Required work: Would you please state how many lines in the entries contain the word "date"? Only the number should be given.
### Source information
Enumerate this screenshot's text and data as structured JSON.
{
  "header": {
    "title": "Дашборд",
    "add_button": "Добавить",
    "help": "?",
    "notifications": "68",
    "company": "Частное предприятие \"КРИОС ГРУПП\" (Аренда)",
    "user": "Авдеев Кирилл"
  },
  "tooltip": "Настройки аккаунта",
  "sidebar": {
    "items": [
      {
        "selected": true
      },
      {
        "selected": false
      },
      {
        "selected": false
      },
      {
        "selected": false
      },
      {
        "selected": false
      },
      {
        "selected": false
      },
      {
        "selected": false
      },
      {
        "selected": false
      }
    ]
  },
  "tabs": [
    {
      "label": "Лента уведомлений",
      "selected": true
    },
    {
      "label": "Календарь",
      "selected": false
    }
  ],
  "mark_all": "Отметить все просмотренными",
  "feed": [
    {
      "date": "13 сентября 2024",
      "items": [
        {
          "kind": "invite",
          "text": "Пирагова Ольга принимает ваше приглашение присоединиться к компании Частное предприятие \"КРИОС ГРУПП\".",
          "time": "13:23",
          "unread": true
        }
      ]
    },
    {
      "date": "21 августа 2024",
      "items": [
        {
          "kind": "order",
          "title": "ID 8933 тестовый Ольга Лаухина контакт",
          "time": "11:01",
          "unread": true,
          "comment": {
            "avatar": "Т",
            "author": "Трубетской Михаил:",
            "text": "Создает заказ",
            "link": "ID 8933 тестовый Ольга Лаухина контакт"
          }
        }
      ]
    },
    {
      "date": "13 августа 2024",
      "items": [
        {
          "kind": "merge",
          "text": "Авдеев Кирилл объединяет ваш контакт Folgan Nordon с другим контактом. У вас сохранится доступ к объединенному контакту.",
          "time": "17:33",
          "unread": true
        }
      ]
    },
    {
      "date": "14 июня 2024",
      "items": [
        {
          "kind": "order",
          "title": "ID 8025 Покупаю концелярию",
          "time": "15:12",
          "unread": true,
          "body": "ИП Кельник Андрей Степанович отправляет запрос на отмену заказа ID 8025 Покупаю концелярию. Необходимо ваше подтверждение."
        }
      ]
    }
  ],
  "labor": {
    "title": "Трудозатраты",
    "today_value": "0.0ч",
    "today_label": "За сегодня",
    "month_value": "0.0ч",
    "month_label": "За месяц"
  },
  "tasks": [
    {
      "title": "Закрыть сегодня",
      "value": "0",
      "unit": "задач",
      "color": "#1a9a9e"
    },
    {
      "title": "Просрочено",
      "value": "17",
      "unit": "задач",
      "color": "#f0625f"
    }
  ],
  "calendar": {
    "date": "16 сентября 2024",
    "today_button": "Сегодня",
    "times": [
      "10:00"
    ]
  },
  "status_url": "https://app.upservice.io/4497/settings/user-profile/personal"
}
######
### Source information
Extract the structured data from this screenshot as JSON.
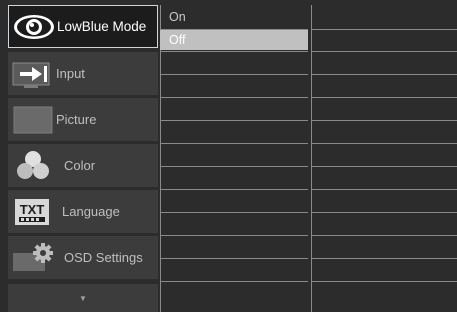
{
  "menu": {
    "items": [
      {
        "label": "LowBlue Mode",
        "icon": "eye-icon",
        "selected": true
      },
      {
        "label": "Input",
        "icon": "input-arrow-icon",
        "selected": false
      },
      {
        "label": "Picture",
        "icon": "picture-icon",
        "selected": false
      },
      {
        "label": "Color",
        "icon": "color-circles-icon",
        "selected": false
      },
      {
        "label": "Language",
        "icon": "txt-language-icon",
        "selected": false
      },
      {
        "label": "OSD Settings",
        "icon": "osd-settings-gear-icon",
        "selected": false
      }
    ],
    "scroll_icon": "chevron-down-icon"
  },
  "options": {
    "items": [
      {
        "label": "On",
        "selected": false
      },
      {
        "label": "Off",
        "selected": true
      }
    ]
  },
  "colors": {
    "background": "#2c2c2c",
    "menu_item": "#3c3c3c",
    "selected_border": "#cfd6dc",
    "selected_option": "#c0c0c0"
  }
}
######
Reply: 5